UM PhD student hopes his silent drone will be an urban cargo delivery game changer

Yulia Strokova

Tomas Pribanic has found a way to apply an ionic thrust to autonomous vehicles in Earth’s atmosphere and testing is underway. 

“Innovative, bold, and, what’s most exciting, silent.” This is how Tomas Pribanic, CEO and Founder of Undefined Technologies, describes his first-of-kind drone technology. Why “Undefined?”’ It comes from the math expression 1/0, which exists but cannot be equated to a number or symbol.  
“This concept reflects the most with our mission: to make impossible possible,” continues Pribanic, who has worked for some of the largest aerospace companies and is currently  working towards his Ph.D. degree in Mechanical Engineering. “Three years ago, I accepted that technical challenge to create ionic thrusters for drones that could be viable for atmospheric conditions on Earth and other planet’s atmospheres.” 
It took Pribanic several years of research to investigate the physics behind ion propulsion. Finally, he discovered the break-thru which enables this technology to be used not only in the vacuum of space, free from the powerful gravitational pull, but also in atmospheric conditions with ‘unprecedented’ levels of thrust, 3X more compared to existing discoveries.

Tomas Pribanic

Last year, Pribanic formed a partnership between Undefined Technologies, his venture capital-backed startup, and the University of Miami. The National Science Foundation has evaluated the technology and is currently the final stages of review for additional  funding to create a silent vertical take-off and landing (VTOL) craft to be used in urban areas where noise limits requirements are too stringent for existing cargo drones. 
Pribanic has been mentored by College of Engineering materials scientist Dr. Xiangyang Zhou, and has worked with Bob Williamson, the entrepreneur in residence at the University’s Office of Technology Transfer, to patent and commercialize his new invention. Now, Undefined Technologies is in the final testing stages of achieving the first mission flight of a craft using this technology. 
“Tomas took a known technology and modified it to become a practical yet quiet way to provide lift. We shouldn’t be surprised if he fundamentally changes the drone industry,” Williamson said to the UM news reporters.

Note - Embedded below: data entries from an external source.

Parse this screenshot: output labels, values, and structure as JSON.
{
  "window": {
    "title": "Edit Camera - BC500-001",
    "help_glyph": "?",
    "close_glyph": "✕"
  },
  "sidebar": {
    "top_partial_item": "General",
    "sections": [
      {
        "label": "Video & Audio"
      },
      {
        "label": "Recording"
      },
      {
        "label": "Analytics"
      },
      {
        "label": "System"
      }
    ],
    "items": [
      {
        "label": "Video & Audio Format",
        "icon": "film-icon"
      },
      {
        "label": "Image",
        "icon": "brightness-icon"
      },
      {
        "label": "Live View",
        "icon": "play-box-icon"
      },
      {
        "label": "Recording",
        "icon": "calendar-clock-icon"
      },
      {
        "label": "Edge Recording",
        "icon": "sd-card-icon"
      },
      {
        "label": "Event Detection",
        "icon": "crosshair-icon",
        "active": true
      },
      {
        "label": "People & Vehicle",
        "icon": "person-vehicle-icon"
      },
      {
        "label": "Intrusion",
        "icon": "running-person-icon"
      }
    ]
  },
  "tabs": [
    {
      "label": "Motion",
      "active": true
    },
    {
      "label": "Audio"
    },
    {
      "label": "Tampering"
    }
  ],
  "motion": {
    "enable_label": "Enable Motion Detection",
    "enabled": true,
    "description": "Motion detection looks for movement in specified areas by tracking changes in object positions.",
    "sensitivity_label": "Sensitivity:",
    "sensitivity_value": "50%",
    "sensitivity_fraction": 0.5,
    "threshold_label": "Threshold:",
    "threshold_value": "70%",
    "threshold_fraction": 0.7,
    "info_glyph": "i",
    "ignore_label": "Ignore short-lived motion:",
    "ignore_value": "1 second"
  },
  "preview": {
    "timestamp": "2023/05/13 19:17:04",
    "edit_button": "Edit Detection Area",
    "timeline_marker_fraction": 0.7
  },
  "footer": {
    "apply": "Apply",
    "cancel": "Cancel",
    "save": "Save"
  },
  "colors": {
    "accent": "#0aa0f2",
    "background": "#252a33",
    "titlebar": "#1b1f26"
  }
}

Market Opportunity

Pribanic is eager to disrupt the urban cargo delivery market and use drones for various supply chain activities, including delivering everything from online shopping packages and groceries to vital medicines and COVID-19 test kits. 
According to the recent drone market report, the global drone market will grow to more than $42 billion by 2025.  Remote work, telehealth, and automated delivery services are just a few examples of technologies that have gotten a boost as people began limiting social interactions and personal trips. 
Last year, major retailers such as Walmart and Amazon received permission from the Federal Aviation Administration (FAA) to commercially operate drones and launched pilot drone delivery programs in urban areas. Also, package carriers FedEx, UPS, and Wing, a division of Google owner Alphabet, received FAA certificates for drone delivery.

Noise Pollution

Once all the drone delivery services take flight, the world is about to get a lot louder – as if neighborhoods were filled with leaf blowers, lawnmowers, and chainsaws. Drones’ distinctive and irregular buzzing sound remains an unresolved issue.  Research conducted by NASA found that the high-pitched buzzing made by drones is more annoying to humans than noises generated by cars and trucks, even when the noises are at the same decibels levels.
The AirTantrum™ technology is projected to generate noise levels below 70 decibels, which would fall under the threshold established by a number of county noise ordinances. Ionic propulsion is entirely electric and produces zero-carbon emissions. The process uses a high-voltage electric field to ionize the air molecules in the atmosphere; the air molecules naturally return to their original state after ionization.
Pribanic recognizes that break-thru technology requires further work to improve power efficiency and stability in changing winds. Work at the state-of-the-art new facility of the start-up company is currently going non-stopping day and night. 
Yulia Strokova is a social impact writer and she has advised Undefined Technologies in marketing and communications.